The store is staffed by four employees, and largely driven by volunteers who provide valuable labor, knowledge and assistance. All are motivated by FieldHaven’s maxim: “For every cat in need, a solution.”
The Marketplace experience begins on the loading dock, where volunteers process generous donations received from the Lincoln community. A wide variety of items are sorted, cleaned, and priced behind the scenes – some set aside to be listed on eBay.
The goods, which range from commonplace to eclectic, are brought to the sales floor to be showcased: Limoges china, Hummel figurines, hand tools, and furniture. Let’s not forget the artwork, jewelry, a kid’s department, and a selection of women’s and men’s clothing. All proceeds from sales go toward FieldHaven’s work saving cats and kittens.
The highlight of the Marketplace is Champy’s Catfé, where customers enjoy the company of adoptable felines while sipping coffee, tea or hot chocolate – and surfing free WiFi of course! They can spend time with adoptable cats right there in the Catfé or take one or more home on a Purrjama Party for a trial period.
This year, the Marketplace was honored by Lincoln’s Best of the Best and received the award for the Best Thrift Store in Lincoln. Marketplace is not only a store. It’s a place where you can enjoy the companionship of cats while supporting a non-profit, community-based organization dedicated to saving as many lives as possible.
In its 9th year, Classics, Cats & Cabernet was hosted at FieldHaven on June 10. Beautiful classic cars and wooden boats were displayed and the horse barn was transformed into a decorator’s showcase. The event was emceed by radio personality Kitty O’Neal. Kanani Reynolds of KLM Auctions hosted the live auction, renowned for unusual, fun items such as a cattle ranch weekend, falconry experience, redneck party, and breakfast with the Folsom Zoo bears.
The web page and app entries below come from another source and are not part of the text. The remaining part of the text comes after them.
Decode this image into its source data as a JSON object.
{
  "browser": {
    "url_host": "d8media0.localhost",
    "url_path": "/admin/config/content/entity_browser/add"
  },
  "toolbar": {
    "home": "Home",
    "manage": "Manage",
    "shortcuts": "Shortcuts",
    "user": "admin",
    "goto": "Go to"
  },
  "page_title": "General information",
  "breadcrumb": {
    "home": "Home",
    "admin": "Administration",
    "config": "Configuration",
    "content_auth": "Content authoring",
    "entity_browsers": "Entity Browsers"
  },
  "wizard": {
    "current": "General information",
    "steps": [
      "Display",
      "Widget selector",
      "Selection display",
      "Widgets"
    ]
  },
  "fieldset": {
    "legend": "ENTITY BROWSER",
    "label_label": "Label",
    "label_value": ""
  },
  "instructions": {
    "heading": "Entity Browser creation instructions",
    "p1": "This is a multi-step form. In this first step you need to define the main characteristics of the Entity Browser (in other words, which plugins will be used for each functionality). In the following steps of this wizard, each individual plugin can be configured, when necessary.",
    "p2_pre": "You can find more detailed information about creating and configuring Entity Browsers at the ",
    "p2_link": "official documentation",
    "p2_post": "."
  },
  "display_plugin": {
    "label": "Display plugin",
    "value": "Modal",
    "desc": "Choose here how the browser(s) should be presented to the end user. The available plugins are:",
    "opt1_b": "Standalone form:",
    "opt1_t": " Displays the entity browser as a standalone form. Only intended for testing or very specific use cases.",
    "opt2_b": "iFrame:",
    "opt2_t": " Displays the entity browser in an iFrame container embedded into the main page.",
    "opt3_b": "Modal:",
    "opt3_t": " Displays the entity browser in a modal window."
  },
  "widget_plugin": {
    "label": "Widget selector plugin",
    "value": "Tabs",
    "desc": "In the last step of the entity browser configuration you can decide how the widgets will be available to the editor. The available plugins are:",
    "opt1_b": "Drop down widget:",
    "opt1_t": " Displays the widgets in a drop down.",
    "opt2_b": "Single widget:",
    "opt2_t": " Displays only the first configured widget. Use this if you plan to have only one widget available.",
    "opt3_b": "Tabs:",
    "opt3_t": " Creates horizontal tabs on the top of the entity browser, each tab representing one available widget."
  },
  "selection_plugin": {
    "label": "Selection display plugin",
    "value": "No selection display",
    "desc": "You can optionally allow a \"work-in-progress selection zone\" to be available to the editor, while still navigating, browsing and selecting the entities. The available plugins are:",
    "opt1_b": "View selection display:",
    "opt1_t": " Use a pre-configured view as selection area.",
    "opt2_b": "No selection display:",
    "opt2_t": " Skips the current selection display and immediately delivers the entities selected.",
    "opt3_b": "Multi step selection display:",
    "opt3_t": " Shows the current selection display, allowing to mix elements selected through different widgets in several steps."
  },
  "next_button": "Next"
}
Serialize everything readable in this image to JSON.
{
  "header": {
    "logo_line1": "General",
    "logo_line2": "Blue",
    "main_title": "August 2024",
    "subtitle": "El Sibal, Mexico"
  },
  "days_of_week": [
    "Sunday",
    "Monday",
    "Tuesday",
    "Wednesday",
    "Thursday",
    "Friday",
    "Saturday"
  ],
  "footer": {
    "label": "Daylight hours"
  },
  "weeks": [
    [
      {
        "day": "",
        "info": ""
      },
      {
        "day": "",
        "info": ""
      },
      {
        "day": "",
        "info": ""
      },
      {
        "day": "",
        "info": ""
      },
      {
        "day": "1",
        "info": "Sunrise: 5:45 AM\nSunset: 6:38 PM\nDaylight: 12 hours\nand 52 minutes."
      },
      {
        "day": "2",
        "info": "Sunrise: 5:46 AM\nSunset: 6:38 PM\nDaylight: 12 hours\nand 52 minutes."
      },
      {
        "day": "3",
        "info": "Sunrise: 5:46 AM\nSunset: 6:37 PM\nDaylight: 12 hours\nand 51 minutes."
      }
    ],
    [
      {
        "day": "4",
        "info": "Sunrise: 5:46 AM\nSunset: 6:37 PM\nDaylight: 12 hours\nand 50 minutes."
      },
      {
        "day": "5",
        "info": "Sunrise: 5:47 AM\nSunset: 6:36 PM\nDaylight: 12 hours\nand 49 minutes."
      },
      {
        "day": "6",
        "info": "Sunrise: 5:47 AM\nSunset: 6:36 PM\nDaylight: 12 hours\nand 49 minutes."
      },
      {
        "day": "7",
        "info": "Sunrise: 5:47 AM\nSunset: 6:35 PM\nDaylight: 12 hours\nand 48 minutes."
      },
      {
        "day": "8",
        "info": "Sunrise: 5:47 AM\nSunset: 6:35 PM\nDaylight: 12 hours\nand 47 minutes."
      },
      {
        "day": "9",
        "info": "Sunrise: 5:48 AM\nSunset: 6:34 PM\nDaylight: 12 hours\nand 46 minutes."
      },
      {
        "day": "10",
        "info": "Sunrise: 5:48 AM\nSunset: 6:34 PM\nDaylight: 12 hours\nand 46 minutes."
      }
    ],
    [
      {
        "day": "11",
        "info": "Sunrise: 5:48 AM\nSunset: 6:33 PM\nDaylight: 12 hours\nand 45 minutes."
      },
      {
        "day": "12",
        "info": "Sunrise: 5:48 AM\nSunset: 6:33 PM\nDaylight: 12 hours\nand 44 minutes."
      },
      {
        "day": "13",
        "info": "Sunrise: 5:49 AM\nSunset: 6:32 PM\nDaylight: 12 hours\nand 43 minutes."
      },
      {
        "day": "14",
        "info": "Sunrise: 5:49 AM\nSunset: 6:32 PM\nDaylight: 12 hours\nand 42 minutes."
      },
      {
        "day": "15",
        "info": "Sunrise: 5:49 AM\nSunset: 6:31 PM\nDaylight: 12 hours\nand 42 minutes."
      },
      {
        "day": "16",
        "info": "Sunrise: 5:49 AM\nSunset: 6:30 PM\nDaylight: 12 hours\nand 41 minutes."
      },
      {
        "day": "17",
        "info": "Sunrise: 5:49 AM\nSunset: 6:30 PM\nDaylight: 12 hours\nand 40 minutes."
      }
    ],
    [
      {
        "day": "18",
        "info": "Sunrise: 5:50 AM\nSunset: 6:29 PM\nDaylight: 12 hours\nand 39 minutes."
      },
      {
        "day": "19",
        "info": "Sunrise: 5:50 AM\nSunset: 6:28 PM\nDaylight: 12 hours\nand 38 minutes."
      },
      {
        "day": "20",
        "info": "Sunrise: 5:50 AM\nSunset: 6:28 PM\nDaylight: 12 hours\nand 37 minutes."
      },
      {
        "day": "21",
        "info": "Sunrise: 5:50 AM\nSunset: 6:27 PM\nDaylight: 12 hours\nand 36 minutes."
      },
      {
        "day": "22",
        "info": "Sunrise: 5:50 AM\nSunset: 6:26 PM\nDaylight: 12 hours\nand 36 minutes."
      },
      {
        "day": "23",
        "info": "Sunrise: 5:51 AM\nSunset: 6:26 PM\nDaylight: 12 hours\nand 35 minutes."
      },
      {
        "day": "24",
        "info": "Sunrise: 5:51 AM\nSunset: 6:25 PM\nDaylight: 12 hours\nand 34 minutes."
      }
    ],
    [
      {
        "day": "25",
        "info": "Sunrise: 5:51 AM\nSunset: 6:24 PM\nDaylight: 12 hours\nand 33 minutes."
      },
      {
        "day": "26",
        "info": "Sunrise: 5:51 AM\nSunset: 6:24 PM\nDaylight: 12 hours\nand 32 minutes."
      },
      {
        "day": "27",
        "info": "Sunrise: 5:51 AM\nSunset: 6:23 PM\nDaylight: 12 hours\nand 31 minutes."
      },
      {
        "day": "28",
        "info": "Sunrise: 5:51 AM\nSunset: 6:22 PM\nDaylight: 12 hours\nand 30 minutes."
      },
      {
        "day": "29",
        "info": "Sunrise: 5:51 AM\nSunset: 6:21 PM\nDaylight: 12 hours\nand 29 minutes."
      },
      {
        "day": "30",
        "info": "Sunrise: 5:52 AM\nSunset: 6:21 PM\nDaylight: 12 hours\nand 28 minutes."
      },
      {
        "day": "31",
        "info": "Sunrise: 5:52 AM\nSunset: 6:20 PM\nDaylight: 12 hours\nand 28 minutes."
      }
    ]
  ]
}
CC&C 2018, June 9 – SAVE THE DATE!
My name is Grandma Rhoda, and I wasn’t sure if I’d make it to the ripe-old-age of 13. A year ago, my previous owners surrendered me at a different shelter to be euthanized, but when the vets examined me, they didn’t find any serious problems. Now I’m at FieldHaven, where I have a better chance at adoption. For those of you who might be skittish about adopting a senior kittizen, you should know I’m pretty healthy for my age. I’m also playful, affectionate and mellow, and do well with children. Like many grandmas, I absolutely adore sitting on the patio, sunbathing by day and star-gazing at night. There are only a handful of months left before I turn 14, so please help me prove 13 is indeed my lucky number!
Who says 13 is an unlucky number? It feels pretty lucky to me.